The final image below is a run with the GFS model, with shading over 6hrs showing the sensitivity of the route - sail at the extents of this shaded area will in theory cost 6 hrs in time to the finish - or about 3%.

Again, the 370nm or so to the finish into the gulf has not been accounted for.

12z GEM
12z GFS
GFS 6hr shading

VOR 01/12 - same old same old

Nothing ground breaking in the 1240z report...except there doesn't seem at this stage any more pressure in the E, nor does it look like there will be.

A few miles lost by ADOR...the furthest N boat however will pick up the pressure first?

There is some pressure coming in from the SE of MAPF, but will it make any difference? I doubt it.

Still no clear picture left or right up the course.

Using 0.25 deg GFS and GEM gribs, the optimal results don't show any potential inversion of the fleet. SCA1 and MAPF duking it out at the back of the fleet.

This is no foregone conclusion, just what the models are saying, and not accounting for speed deltas or boat on boat scenarios. Still 8-10 days left just getting to the E top of Oman, still a lot of very tricky race track from there.

0.25 GFS
0.25 GEM

ADOR, 0.25 GEM (red) and GFS (blue)
Video is of the GFS run with 0.25deg resolution...

VOR - 01/12 - To E, or not to E...

The leading pack are still edging their way towards the mark, unsure if MAPF play to the E will ever pay off .

My opinion is that it will not. So that question may finally be answered.

The optimisations and some analysis tells me that in theory they will not recover, however there are still some very light airs zones to go through which can punish those who are not paying attention (or those who find themselves in a completely different weather condition) - just ask SCA...


ALVI has made a great comeback from thier standing by VEST - Justice?
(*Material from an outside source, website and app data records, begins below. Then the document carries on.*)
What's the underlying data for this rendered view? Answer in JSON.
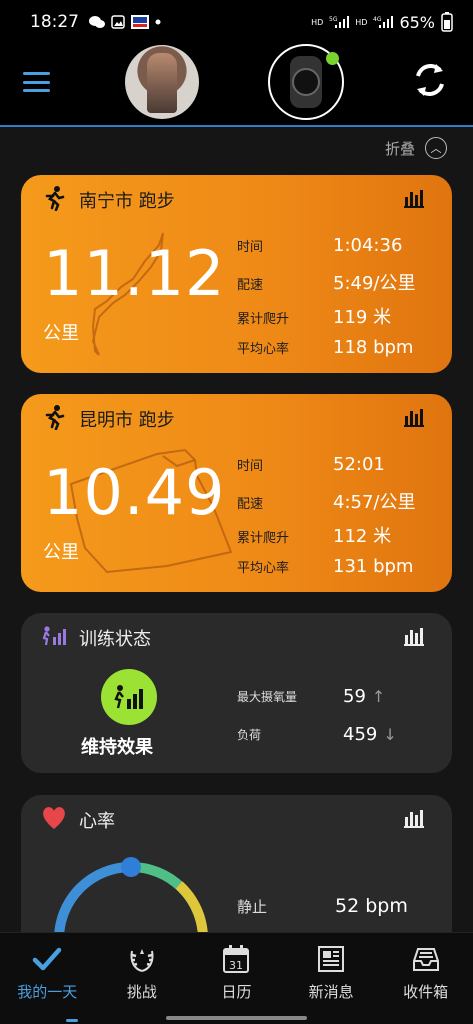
{
  "status_bar": {
    "time": "18:27",
    "battery": "65%"
  },
  "header": {
    "menu_icon": "hamburger-icon",
    "sync_icon": "sync-icon"
  },
  "fold": {
    "label": "折叠"
  },
  "activities": [
    {
      "title": "南宁市 跑步",
      "distance": "11.12",
      "unit": "公里",
      "stats": [
        {
          "label": "时间",
          "value": "1:04:36"
        },
        {
          "label": "配速",
          "value": "5:49/公里"
        },
        {
          "label": "累计爬升",
          "value": "119 米"
        },
        {
          "label": "平均心率",
          "value": "118 bpm"
        }
      ]
    },
    {
      "title": "昆明市 跑步",
      "distance": "10.49",
      "unit": "公里",
      "stats": [
        {
          "label": "时间",
          "value": "52:01"
        },
        {
          "label": "配速",
          "value": "4:57/公里"
        },
        {
          "label": "累计爬升",
          "value": "112 米"
        },
        {
          "label": "平均心率",
          "value": "131 bpm"
        }
      ]
    }
  ],
  "training_status": {
    "title": "训练状态",
    "status": "维持效果",
    "stats": [
      {
        "label": "最大摄氧量",
        "value": "59",
        "trend": "↑"
      },
      {
        "label": "负荷",
        "value": "459",
        "trend": "↓"
      }
    ]
  },
  "heart_rate": {
    "title": "心率",
    "resting_label": "静止",
    "resting_value": "52 bpm"
  },
  "tabs": [
    {
      "label": "我的一天",
      "icon": "check-icon"
    },
    {
      "label": "挑战",
      "icon": "laurel-icon"
    },
    {
      "label": "日历",
      "icon": "calendar-icon",
      "day": "31"
    },
    {
      "label": "新消息",
      "icon": "newspaper-icon"
    },
    {
      "label": "收件箱",
      "icon": "inbox-icon"
    }
  ],
  "colors": {
    "accent": "#4a9fe0",
    "activity_card": "#f0891a",
    "training_badge": "#9be235",
    "heart": "#e8474a"
  }
}
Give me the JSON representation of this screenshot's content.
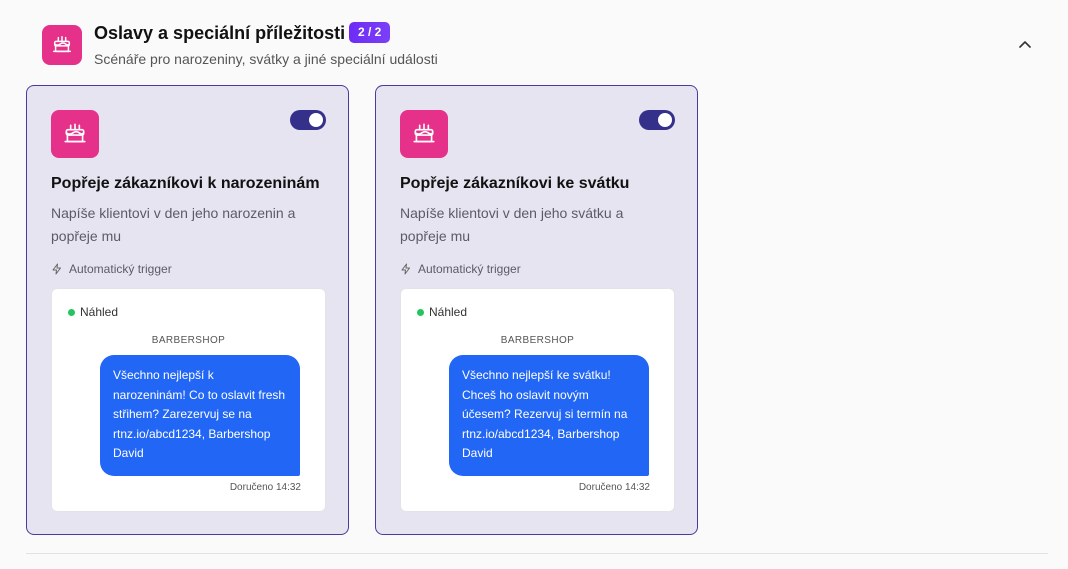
{
  "section": {
    "title": "Oslavy a speciální příležitosti",
    "badge": "2 / 2",
    "subtitle": "Scénáře pro narozeniny, svátky a jiné speciální události",
    "icon": "cake-icon",
    "collapse_icon": "chevron-up-icon"
  },
  "colors": {
    "accent_pink": "#e6318a",
    "toggle_on": "#35308a",
    "bubble_blue": "#2166f5",
    "badge_purple": "#6d2cf5",
    "preview_dot": "#22c55e"
  },
  "cards": [
    {
      "title": "Popřeje zákazníkovi k narozeninám",
      "description": "Napíše klientovi v den jeho narozenin a popřeje mu",
      "trigger": "Automatický trigger",
      "enabled": true,
      "preview": {
        "label": "Náhled",
        "sender": "BARBERSHOP",
        "message": "Všechno nejlepší k narozeninám! Co to oslavit fresh střihem? Zarezervuj se na rtnz.io/abcd1234, Barbershop David",
        "status": "Doručeno 14:32"
      }
    },
    {
      "title": "Popřeje zákazníkovi ke svátku",
      "description": "Napíše klientovi v den jeho svátku a popřeje mu",
      "trigger": "Automatický trigger",
      "enabled": true,
      "preview": {
        "label": "Náhled",
        "sender": "BARBERSHOP",
        "message": "Všechno nejlepší ke svátku! Chceš ho oslavit novým účesem? Rezervuj si termín na rtnz.io/abcd1234, Barbershop David",
        "status": "Doručeno 14:32"
      }
    }
  ]
}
Appears at this stage they made a play for a river of current up the SW side of the Mascarene Plateau...

There is a larger current to deal with across the equator, the W option is able to take a little advantage of this.

The separation of the fleet W-E does not seem to be having a great impact on the routing results - comparing the current deltas to the finish deltas neither side seems to have any great advantage...not great news for MAPF...
GEM result

00z GEM fleet route

00z GFS fleet route

GFS result

The GEM ensemble optimisation from the leaders current position clearly shows that there is no especially favoured side of the track...